So here's a response in the interest of fairness and balance.
At one point Moss writes:
Udall draws Republican fire as a Boulder liberal who votes against tax cuts and other Bush programs, but Udall’s mixed political persona draws liberal ire, as well. Colorado’s 2nd Congressional District includes the famously liberal college town Boulder, “the Berkeley of the Rockies.”Note that the only criticism of Mark Udall is veiled in the language of "Republican fire." But the facts are clear: Udall himself claims Boulder as his "touchstone." And Udall has embraced the "Boulder liberal" tag.
But Boulder is not nearly large enough to fill a whole congressional district, so Udall also represents many conservative Coloradans in rural mountain towns and Denver-Boulder exurbs....
Moss, who apparently teaches in Boulder, makes one of the biggest non-statements of the year by noting that Mark Udall is "Perhaps not as liberal as some Boulder constituents...." Perhaps. But even being a centrist in the context of "the Berkeley of the Rockies" puts the liberal Congressman outside the mainstream as a statewide candidate in Colorado. In other words, "perhaps" Udall is just a little bit out of the mainstream, as opposed to way outside the mainstream. Okay.
To the author's credit, he goes on to point out Udall's duplicity on the Department of Peace, though he missed that Udall had previously pandered to one side of the Pinon Canyon issue before his current stance.

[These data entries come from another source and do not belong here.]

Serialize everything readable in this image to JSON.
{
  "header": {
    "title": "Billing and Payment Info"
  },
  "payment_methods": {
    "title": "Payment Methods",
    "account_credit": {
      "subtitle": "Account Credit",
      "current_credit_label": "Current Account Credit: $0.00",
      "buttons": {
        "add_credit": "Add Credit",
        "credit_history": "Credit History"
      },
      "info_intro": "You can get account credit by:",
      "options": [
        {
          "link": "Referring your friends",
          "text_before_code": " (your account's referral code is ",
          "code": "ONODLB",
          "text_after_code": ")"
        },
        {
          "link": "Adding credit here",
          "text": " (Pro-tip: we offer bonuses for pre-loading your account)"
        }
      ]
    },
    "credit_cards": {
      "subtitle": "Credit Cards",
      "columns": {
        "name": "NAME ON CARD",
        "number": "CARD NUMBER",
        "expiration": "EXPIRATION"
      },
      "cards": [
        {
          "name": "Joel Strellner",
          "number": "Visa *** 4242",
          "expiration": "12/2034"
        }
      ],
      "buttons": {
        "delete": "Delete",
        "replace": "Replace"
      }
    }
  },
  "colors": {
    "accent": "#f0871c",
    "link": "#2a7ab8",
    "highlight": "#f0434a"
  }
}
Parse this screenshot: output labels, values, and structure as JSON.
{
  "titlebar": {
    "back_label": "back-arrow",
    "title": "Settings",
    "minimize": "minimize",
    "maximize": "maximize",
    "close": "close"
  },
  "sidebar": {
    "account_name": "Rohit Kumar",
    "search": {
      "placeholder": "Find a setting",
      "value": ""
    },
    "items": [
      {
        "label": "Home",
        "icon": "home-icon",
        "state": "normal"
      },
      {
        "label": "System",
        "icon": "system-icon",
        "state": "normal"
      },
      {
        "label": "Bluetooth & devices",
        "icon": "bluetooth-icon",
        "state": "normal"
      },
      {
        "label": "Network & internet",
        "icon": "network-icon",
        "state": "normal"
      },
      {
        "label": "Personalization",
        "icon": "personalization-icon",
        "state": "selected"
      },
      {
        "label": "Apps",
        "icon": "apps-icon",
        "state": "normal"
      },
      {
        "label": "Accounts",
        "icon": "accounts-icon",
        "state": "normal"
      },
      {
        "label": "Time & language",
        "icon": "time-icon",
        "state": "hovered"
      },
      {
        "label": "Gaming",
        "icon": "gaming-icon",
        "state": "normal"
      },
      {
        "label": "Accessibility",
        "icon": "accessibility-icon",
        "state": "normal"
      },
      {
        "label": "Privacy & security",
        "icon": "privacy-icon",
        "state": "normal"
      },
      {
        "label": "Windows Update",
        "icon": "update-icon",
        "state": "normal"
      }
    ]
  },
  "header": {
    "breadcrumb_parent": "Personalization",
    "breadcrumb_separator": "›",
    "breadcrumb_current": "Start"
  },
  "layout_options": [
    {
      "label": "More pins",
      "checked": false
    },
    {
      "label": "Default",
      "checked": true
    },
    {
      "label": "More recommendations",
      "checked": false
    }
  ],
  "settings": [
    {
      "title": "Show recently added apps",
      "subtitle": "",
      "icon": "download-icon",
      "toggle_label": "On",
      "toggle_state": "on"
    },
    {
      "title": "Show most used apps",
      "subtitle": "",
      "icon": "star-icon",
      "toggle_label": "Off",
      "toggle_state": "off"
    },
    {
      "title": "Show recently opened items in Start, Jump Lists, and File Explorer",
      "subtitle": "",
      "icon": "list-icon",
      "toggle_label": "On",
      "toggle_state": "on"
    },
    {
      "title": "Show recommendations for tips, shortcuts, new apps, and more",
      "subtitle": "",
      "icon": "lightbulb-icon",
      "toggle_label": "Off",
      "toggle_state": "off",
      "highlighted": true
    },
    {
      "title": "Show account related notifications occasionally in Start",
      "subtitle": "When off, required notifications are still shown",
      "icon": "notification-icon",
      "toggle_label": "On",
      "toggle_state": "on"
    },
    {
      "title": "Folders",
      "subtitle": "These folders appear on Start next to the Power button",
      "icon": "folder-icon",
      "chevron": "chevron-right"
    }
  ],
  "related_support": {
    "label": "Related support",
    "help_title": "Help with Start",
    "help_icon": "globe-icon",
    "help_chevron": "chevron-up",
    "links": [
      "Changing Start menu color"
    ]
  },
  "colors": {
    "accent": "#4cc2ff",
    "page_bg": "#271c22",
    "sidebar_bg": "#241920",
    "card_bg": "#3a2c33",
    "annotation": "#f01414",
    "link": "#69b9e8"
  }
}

As far as Bob Schaffer goes, Moss' article also might have balanced the critique to point out that the former Congressman demonstrated integrity by keeping a term limits pledge.